(CNN) -- Political activists and union members arrested in Zimbabwe last week and accused of plotting an Egyptian-style uprising against longtime President Robert Mugabe were beaten by state security agents, their attorney said Thursday.
At least 12 of the 46 activists were beaten with broomsticks on their buttocks and the soles of their feet, defense attorney Alec Muchadehama told a packed courtroom on Thursday.
The 46 defendants have been charged with treason, prosecutors said Wednesday. The charge carries a death sentence in Zimbabwe. The hearing will continue on Monday, and the defendants will remain in custody.
The group was arrested Saturday after authorities said they were caught watching footage of the protests that led to the ouster of Tunisian leader Zine El Abidine Ben Ali of Tunisia in January and of Egyptian President Hosni Mubarak two weeks ago.
"On 16 February they held a meeting and the purpose of the meeting was to organize, strategize and implement the removal of a constitutional government of Zimbabwe by unconstitutional means, the Tunisian-Egyptian way," prosecutor Edmore Nyazamba said in court Wednesday. "In their speeches, the accused highlighted that there was a long serving dictator/authoritarian leader, general hunger, poverty, unemployment and capitalist tendencies where wealth is enjoyed by a few individuals while the general populace is suffering."
Muchadehama, a human rights lawyer, requested that a government doctor examine the defendants, especially those who are HIV-positive or claim to have been tortured.
He said the government has no basis to charge his clients with treason.
"What happened in Egypt and Tunisia is that people gathered and demonstrated and their leaders resigned or abdicated their seats," Muchadehama said. "No treason was committed in the two countries. If watching television footage of the uprisings was treason, most Zimbabweans would be guilty of it because we watch news daily."
A former opposition lawmaker who heads the International Socialist Organization testified Thursday that Zimbabweans have a right to take their grievances to their leaders through open discussion.

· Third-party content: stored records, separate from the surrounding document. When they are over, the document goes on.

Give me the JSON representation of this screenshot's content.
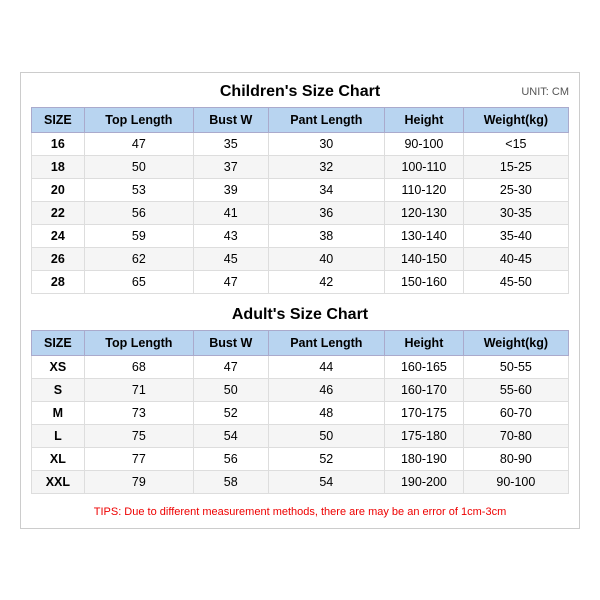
{
  "children_title": "Children's Size Chart",
  "adult_title": "Adult's Size Chart",
  "unit_label": "UNIT: CM",
  "headers": [
    "SIZE",
    "Top Length",
    "Bust W",
    "Pant Length",
    "Height",
    "Weight(kg)"
  ],
  "children_rows": [
    [
      "16",
      "47",
      "35",
      "30",
      "90-100",
      "<15"
    ],
    [
      "18",
      "50",
      "37",
      "32",
      "100-110",
      "15-25"
    ],
    [
      "20",
      "53",
      "39",
      "34",
      "110-120",
      "25-30"
    ],
    [
      "22",
      "56",
      "41",
      "36",
      "120-130",
      "30-35"
    ],
    [
      "24",
      "59",
      "43",
      "38",
      "130-140",
      "35-40"
    ],
    [
      "26",
      "62",
      "45",
      "40",
      "140-150",
      "40-45"
    ],
    [
      "28",
      "65",
      "47",
      "42",
      "150-160",
      "45-50"
    ]
  ],
  "adult_rows": [
    [
      "XS",
      "68",
      "47",
      "44",
      "160-165",
      "50-55"
    ],
    [
      "S",
      "71",
      "50",
      "46",
      "160-170",
      "55-60"
    ],
    [
      "M",
      "73",
      "52",
      "48",
      "170-175",
      "60-70"
    ],
    [
      "L",
      "75",
      "54",
      "50",
      "175-180",
      "70-80"
    ],
    [
      "XL",
      "77",
      "56",
      "52",
      "180-190",
      "80-90"
    ],
    [
      "XXL",
      "79",
      "58",
      "54",
      "190-200",
      "90-100"
    ]
  ],
  "tips": "TIPS: Due to different measurement methods, there are may be an error of 1cm-3cm"
}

"Events in Egypt and Tunisia show that the basis of legitimate power in democratic societies lies with the people," Munyaradzi Gwisai said. "Marches, singing and protests are fundamental human rights through which people can address those who govern them."
Mugabe, who turned 87 on Monday, has ruled Zimbabwe since independence in 1980. Like Mubarak and Ben Ali, he has been accused of rigging elections and instituting repressive laws to tighten his grip on power.
The arrests may be an indication authorities are worried that the winds of change sweeping across north Africa may inspire Zimbabweans to rise up. The opposition Movement for Democratic Change, MDC, which is in a troubled unity government with Mugabe's ZANU-PF, has called the arrests "an abuse of state machinery by ZANU-PF to suppress the people's views."
Mugabe's policies over the past 10 years have been blamed for plunging the once-prosperous country into an unprecedented economic crisis. Mugabe has called for an election this year, but his political rival and leader of the MDC, Morgan Tsvangirai, has threatened to boycott the poll if a referendum on a new constitution is not held.
CNN's Nkepile Mabuse contributed to this report.